Start of TASK MATERIAL
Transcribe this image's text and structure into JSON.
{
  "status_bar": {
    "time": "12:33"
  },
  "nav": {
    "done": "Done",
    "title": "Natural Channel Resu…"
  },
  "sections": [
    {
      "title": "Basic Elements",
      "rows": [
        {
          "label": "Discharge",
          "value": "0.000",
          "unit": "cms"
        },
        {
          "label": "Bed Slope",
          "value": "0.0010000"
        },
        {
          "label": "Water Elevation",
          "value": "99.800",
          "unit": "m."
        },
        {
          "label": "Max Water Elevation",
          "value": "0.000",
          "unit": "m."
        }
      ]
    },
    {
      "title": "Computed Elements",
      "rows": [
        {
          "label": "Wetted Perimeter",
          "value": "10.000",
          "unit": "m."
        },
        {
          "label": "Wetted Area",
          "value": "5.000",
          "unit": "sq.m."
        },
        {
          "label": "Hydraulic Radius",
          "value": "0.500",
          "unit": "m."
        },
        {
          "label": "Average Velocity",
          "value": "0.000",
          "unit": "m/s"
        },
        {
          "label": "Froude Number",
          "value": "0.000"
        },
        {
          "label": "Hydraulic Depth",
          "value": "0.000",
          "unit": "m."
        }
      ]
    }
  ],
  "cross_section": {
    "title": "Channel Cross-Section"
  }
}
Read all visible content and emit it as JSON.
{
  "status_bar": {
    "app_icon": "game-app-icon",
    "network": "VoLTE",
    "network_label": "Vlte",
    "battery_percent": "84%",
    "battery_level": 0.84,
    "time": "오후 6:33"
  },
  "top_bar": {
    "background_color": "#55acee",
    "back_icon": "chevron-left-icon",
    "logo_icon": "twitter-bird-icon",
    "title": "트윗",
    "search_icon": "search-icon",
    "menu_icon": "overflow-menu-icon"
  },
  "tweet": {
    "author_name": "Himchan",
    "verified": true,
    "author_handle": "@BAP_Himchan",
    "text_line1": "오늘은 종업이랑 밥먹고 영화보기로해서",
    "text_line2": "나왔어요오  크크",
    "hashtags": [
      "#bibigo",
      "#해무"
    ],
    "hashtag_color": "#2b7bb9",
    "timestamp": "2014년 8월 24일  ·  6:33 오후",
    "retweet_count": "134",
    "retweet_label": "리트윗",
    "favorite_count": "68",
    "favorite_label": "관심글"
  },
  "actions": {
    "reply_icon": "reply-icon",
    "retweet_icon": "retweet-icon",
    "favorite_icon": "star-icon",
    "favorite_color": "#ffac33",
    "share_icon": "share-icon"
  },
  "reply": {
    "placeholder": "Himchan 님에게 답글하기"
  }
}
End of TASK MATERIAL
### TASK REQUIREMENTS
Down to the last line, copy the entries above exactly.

### PROBLEM SOLUTION
Transcribe this image's text and structure into JSON.
{
  "status_bar": {
    "time": "12:33"
  },
  "nav": {
    "done": "Done",
    "title": "Natural Channel Resu…"
  },
  "sections": [
    {
      "title": "Basic Elements",
      "rows": [
        {
          "label": "Discharge",
          "value": "0.000",
          "unit": "cms"
        },
        {
          "label": "Bed Slope",
          "value": "0.0010000"
        },
        {
          "label": "Water Elevation",
          "value": "99.800",
          "unit": "m."
        },
        {
          "label": "Max Water Elevation",
          "value": "0.000",
          "unit": "m."
        }
      ]
    },
    {
      "title": "Computed Elements",
      "rows": [
        {
          "label": "Wetted Perimeter",
          "value": "10.000",
          "unit": "m."
        },
        {
          "label": "Wetted Area",
          "value": "5.000",
          "unit": "sq.m."
        },
        {
          "label": "Hydraulic Radius",
          "value": "0.500",
          "unit": "m."
        },
        {
          "label": "Average Velocity",
          "value": "0.000",
          "unit": "m/s"
        },
        {
          "label": "Froude Number",
          "value": "0.000"
        },
        {
          "label": "Hydraulic Depth",
          "value": "0.000",
          "unit": "m."
        }
      ]
    }
  ],
  "cross_section": {
    "title": "Channel Cross-Section"
  }
}
Read all visible content and emit it as JSON.
{
  "status_bar": {
    "app_icon": "game-app-icon",
    "network": "VoLTE",
    "network_label": "Vlte",
    "battery_percent": "84%",
    "battery_level": 0.84,
    "time": "오후 6:33"
  },
  "top_bar": {
    "background_color": "#55acee",
    "back_icon": "chevron-left-icon",
    "logo_icon": "twitter-bird-icon",
    "title": "트윗",
    "search_icon": "search-icon",
    "menu_icon": "overflow-menu-icon"
  },
  "tweet": {
    "author_name": "Himchan",
    "verified": true,
    "author_handle": "@BAP_Himchan",
    "text_line1": "오늘은 종업이랑 밥먹고 영화보기로해서",
    "text_line2": "나왔어요오  크크",
    "hashtags": [
      "#bibigo",
      "#해무"
    ],
    "hashtag_color": "#2b7bb9",
    "timestamp": "2014년 8월 24일  ·  6:33 오후",
    "retweet_count": "134",
    "retweet_label": "리트윗",
    "favorite_count": "68",
    "favorite_label": "관심글"
  },
  "actions": {
    "reply_icon": "reply-icon",
    "retweet_icon": "retweet-icon",
    "favorite_icon": "star-icon",
    "favorite_color": "#ffac33",
    "share_icon": "share-icon"
  },
  "reply": {
    "placeholder": "Himchan 님에게 답글하기"
  }
}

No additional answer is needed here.